(TASK DESCRIPTION): Using the data below, return all lines in which "outside" appears.

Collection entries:
===============
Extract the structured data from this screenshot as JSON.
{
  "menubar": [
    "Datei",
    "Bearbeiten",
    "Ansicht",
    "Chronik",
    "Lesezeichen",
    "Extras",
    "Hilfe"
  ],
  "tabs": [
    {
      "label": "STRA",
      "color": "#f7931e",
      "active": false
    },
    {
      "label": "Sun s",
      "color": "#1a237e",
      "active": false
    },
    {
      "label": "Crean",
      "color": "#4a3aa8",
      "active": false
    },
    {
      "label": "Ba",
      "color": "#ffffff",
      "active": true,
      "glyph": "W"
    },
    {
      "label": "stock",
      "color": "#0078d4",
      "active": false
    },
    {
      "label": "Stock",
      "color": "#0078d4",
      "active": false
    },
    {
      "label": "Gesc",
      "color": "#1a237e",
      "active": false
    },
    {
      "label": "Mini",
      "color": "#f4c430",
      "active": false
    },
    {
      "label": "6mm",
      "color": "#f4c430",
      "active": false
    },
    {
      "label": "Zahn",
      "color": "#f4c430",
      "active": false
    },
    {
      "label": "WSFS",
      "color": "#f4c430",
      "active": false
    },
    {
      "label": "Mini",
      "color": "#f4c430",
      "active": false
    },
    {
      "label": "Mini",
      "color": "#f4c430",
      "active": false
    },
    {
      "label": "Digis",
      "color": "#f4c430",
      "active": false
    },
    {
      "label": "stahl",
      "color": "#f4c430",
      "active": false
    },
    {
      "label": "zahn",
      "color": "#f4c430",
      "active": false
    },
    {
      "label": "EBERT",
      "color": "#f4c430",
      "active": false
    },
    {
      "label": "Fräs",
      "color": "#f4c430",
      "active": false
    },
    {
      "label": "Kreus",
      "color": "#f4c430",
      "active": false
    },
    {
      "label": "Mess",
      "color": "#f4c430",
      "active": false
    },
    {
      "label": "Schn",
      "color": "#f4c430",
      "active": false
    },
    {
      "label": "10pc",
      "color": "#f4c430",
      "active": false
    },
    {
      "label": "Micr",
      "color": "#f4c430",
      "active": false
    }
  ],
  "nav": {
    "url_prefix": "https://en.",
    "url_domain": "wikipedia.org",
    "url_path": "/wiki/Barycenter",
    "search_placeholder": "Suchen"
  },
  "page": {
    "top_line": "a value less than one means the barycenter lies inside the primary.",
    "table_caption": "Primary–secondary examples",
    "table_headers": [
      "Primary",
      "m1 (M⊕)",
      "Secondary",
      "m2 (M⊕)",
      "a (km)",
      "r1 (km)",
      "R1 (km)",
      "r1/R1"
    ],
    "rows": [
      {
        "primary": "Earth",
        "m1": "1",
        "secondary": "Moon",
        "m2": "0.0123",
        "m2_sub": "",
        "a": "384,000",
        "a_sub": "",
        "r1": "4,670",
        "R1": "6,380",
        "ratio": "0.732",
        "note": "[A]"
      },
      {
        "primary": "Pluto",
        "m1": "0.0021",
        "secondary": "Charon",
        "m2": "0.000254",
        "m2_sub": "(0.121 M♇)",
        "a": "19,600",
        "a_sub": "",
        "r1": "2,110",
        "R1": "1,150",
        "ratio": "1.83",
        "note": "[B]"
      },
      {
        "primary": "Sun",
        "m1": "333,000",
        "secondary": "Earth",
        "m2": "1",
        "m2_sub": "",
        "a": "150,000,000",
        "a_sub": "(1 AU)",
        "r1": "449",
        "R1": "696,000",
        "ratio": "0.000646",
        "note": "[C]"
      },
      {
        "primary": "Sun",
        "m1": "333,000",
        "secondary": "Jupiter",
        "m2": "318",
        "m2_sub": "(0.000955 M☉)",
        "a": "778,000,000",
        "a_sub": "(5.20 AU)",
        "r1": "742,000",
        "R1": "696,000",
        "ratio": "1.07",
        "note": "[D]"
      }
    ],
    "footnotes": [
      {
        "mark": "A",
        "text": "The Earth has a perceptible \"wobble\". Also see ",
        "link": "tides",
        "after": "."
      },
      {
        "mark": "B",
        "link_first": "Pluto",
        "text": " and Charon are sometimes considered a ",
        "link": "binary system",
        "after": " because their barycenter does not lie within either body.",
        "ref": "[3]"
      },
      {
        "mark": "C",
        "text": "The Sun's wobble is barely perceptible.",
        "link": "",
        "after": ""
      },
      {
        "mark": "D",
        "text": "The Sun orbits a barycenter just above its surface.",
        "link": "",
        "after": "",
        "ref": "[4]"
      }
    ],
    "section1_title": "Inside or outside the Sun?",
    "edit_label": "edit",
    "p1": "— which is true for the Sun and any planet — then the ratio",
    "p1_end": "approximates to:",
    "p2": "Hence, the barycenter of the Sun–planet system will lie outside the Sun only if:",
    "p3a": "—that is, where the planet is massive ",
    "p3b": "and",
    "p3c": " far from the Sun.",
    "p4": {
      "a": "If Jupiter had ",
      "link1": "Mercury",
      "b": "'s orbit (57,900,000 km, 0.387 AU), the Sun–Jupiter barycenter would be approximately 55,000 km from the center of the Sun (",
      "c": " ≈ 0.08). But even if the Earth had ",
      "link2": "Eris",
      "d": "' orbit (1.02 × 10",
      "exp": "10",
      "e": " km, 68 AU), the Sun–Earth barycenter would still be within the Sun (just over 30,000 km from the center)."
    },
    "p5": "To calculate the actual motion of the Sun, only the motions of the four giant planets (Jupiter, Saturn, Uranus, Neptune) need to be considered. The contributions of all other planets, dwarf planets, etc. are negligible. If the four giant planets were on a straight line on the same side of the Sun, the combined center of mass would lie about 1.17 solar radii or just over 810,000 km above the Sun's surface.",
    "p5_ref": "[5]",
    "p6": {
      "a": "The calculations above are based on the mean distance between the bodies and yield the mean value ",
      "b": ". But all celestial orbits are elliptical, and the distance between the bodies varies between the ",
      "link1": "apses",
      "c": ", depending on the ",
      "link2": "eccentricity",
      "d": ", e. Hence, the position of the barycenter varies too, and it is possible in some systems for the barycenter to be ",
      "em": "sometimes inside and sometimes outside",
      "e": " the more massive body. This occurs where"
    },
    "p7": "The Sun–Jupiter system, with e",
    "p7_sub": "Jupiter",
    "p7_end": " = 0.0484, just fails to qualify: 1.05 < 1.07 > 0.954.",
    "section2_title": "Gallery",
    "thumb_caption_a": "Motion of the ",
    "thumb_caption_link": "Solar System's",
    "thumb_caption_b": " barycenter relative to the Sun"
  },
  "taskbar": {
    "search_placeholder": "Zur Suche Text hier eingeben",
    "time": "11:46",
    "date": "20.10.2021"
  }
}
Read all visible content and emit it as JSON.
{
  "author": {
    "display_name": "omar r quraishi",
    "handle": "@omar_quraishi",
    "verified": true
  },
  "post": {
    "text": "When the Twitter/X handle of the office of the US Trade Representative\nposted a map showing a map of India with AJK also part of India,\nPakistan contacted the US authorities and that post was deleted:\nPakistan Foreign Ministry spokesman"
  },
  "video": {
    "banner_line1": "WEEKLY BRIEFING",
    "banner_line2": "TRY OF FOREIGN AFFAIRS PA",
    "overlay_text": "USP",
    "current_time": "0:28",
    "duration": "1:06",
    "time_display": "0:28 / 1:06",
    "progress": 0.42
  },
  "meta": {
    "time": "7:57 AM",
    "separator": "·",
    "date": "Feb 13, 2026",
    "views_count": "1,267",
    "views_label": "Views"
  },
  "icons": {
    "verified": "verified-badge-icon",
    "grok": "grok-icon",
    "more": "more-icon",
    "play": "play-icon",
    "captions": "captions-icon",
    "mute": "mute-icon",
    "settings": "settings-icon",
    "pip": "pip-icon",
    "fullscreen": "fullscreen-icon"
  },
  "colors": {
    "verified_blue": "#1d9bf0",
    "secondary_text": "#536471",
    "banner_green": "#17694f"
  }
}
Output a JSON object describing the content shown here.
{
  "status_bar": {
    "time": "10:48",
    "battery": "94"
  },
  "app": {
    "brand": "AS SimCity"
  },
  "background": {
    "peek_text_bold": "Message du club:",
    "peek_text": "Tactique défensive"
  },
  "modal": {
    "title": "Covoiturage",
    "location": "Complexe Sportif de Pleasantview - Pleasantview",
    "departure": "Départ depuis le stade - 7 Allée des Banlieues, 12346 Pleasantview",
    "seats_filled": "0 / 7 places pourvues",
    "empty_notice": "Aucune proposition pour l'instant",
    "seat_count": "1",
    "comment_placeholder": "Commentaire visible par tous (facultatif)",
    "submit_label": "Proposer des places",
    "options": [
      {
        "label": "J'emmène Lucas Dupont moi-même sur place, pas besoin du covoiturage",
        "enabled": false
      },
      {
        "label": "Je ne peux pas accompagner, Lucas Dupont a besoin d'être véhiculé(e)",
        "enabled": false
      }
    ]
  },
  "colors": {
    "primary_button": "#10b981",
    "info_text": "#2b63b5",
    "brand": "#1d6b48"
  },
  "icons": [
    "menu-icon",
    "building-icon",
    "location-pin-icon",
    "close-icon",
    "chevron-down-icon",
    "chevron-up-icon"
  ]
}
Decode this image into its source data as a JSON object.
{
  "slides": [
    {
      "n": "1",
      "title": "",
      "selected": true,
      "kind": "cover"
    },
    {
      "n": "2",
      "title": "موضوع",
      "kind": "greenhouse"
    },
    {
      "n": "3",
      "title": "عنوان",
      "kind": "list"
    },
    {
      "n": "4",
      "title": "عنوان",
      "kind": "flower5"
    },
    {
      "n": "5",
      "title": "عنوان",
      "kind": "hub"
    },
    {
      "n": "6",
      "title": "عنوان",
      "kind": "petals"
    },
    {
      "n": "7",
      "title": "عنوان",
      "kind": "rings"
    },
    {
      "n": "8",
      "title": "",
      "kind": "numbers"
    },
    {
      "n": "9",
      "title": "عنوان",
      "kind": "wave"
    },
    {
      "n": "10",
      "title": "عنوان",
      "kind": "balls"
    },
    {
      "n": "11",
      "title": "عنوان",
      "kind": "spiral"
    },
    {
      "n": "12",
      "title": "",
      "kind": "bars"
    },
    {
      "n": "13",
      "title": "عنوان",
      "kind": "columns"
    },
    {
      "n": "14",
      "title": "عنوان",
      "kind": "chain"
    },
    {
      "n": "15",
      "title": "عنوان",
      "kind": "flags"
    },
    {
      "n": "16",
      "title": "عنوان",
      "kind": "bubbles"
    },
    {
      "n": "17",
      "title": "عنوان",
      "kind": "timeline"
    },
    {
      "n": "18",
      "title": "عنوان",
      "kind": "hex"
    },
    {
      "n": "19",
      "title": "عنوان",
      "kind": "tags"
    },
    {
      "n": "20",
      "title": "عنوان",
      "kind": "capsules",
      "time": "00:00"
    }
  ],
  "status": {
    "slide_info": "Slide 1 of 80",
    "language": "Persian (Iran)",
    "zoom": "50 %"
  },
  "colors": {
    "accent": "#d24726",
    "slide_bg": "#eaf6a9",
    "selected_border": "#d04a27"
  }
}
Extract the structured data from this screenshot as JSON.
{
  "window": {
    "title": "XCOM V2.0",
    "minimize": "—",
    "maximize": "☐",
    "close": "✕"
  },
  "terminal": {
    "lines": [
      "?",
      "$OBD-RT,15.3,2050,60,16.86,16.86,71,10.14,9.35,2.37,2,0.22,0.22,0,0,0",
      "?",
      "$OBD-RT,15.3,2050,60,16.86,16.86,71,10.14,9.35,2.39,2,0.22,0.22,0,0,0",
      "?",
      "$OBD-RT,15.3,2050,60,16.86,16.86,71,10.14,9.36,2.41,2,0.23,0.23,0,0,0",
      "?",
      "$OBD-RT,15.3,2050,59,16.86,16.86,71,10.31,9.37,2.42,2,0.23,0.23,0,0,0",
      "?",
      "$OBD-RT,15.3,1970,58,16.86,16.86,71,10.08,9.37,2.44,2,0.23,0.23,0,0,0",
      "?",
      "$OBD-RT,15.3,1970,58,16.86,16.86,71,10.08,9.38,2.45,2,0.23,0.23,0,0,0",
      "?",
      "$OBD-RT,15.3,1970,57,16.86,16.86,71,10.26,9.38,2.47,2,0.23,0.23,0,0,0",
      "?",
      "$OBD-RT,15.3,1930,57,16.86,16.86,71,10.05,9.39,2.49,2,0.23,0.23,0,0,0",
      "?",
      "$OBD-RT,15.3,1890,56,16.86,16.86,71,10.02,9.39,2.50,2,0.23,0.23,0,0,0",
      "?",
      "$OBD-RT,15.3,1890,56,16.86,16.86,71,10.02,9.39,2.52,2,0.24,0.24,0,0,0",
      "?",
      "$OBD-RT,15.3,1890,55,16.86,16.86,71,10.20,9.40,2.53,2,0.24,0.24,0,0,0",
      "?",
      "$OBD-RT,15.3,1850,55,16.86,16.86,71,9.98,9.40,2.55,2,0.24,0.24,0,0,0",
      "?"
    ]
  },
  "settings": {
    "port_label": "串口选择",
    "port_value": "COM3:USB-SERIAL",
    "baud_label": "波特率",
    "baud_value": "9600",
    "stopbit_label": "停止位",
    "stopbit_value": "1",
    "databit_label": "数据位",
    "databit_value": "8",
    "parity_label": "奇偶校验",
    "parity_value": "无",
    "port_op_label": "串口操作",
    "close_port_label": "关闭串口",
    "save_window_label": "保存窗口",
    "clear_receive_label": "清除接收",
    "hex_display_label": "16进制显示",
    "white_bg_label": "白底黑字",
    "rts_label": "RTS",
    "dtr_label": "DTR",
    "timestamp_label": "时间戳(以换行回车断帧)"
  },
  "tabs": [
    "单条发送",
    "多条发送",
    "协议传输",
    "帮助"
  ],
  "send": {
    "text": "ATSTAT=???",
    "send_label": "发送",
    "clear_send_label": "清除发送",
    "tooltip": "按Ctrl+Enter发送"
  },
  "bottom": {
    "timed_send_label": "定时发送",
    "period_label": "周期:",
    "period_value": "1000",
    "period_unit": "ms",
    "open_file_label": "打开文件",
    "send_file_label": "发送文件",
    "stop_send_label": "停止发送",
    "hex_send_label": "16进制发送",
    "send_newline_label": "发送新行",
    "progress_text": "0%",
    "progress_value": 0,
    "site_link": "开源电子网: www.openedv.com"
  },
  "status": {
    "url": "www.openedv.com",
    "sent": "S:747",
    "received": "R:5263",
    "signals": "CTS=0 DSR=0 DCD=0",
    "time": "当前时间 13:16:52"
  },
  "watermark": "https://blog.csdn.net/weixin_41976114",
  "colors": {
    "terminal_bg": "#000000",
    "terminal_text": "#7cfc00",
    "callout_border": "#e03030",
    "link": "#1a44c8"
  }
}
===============
(YOUR RESPONSE):
    "section1_title": "Inside or outside the Sun?",
    "p2": "Hence, the barycenter of the Sun–planet system will lie outside the Sun only if:",
      "em": "sometimes inside and sometimes outside",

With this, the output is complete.